Steven Wright, Comedian, April 8, 1997
Melbourne Concert Hall from April 8, 1997
Reviewed by Kate Herbert on April 8, 1997
Published in The Melbourne Times in April 1997 (editor, Robin Usher)
Edward de Bono may write books about lateral thinking but Steven Wright lives them. In fact, he lives it on a planet far from ours. He inhabits the Planet Tangent that is populated by missing verbal links, living dreams, lost thoughts and ideas which turn your brain inside out.
"Don't think about it too much, " he quips after a particularly obtuse reference. "Even I don't know what I'm talking about." His one-liners are mind-bendingly funny. They come thick and fast with no let-up.
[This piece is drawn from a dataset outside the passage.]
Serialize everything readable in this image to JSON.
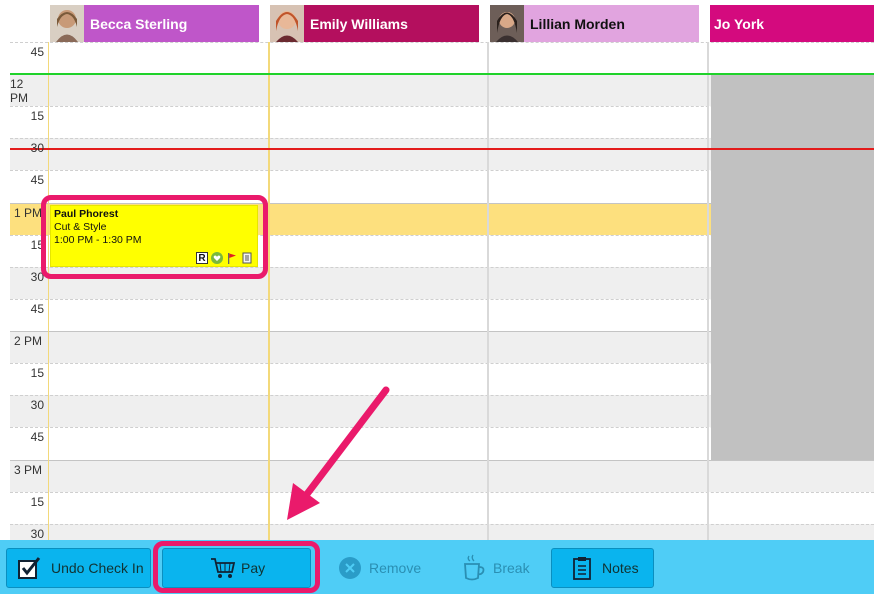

Even the pauses are hilarious. His timing is impeccable. Wright instinctively knows the answer to what might be one of his own rhetorical questions. "How long is the perfect comedy pause?"
He is "a peripheral visionary", a comic conceptual artist who despises "primitive linear thinking." His show is like an hour and a half of those mind-teasers on the funny pages - only better - and weirder.
Much of the material was in his 1996 show but it is funny the second third and probably every time. Nothing connects. There is no through-line, no narrative, no hooks to hold one's sanity together. It is dizzying, like being over-medicated on a very hot day. Ninety minutes is almost too much funniness.
When he walks off-stage saying, "I just remembered my mother told me not to talk to strangers," we are left alone, all 2,000 of us, laughing at the space where he stood.
He says he was mentally tortured as a child by a weird grandfather and a witty but cruel father who "tried to make me go insane."
He now values only obscure thought processes and tortures the rest of the human race with convoluted yet somehow obvious concepts. He is the child who made the teacher's head explode and the adult who drives every victim to distraction - and weeping.